> [TASK DESCRIPTION]: Where the string "this" appears in a line of the material below, copy that line.

━━ GIVEN RECORDS ━━

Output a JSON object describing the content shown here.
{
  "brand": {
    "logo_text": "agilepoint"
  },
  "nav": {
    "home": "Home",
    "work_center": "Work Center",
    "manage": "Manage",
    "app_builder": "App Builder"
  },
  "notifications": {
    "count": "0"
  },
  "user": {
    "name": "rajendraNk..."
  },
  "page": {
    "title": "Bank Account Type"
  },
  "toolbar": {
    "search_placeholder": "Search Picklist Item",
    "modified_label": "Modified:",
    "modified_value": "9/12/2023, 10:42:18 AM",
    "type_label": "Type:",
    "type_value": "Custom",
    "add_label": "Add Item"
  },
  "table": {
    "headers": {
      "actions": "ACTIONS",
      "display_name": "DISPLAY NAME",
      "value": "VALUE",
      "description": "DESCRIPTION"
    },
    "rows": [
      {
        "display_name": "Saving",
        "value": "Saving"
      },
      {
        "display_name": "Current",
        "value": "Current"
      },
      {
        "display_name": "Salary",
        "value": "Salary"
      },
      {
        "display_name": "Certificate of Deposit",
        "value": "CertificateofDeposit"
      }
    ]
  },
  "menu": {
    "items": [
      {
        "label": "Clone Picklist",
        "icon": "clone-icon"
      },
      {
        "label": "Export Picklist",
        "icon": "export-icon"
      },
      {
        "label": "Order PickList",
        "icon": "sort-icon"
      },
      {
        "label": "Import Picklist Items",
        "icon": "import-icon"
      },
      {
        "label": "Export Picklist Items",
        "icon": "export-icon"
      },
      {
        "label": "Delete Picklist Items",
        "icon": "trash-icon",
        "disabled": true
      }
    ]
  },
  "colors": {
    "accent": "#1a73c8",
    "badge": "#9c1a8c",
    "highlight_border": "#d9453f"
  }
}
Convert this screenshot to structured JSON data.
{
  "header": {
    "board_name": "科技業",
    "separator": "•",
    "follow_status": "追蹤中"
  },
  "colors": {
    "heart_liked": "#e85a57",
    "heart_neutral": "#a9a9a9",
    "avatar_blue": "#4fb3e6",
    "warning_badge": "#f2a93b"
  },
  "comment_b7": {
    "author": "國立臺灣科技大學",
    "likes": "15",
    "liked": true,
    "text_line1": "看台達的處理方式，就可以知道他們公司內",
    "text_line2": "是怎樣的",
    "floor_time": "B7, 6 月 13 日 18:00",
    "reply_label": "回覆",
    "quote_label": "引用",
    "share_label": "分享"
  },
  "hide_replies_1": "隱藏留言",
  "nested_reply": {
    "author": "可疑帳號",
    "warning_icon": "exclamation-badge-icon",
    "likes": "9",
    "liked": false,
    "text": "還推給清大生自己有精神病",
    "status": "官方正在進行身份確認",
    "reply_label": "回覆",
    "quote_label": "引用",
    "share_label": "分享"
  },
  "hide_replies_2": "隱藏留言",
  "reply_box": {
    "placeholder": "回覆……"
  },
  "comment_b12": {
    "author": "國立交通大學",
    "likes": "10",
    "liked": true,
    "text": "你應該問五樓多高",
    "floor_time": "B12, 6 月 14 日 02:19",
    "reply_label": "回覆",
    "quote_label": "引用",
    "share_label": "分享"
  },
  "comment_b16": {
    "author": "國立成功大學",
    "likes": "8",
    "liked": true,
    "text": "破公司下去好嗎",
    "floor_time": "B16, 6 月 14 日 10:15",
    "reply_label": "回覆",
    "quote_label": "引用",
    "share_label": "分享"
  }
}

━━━
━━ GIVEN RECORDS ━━

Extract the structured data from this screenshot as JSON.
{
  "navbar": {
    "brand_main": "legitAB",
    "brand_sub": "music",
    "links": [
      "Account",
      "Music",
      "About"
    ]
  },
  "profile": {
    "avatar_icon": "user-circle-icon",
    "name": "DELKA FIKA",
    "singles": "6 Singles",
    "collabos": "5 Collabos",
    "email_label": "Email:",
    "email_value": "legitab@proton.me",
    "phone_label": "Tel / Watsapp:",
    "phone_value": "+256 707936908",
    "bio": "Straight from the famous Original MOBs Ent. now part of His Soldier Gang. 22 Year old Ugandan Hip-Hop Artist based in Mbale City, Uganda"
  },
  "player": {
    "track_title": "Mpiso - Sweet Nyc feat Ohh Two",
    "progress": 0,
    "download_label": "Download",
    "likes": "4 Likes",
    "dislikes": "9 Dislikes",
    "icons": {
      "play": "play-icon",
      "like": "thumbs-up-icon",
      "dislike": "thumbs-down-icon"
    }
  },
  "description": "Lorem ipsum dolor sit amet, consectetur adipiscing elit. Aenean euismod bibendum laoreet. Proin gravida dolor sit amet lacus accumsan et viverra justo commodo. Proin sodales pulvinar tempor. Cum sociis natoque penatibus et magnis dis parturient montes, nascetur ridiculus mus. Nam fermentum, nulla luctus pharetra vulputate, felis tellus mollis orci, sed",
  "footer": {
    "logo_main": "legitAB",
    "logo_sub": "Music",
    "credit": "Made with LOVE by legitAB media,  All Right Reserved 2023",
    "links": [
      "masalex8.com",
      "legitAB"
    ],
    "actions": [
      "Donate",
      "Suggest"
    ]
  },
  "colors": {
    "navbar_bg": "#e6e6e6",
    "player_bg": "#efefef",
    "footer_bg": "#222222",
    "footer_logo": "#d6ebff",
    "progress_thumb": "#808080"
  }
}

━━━

> [ANSWER SPACE]:
Convert this screenshot to structured JSON data.
Extract the structured data from this screenshot as JSON.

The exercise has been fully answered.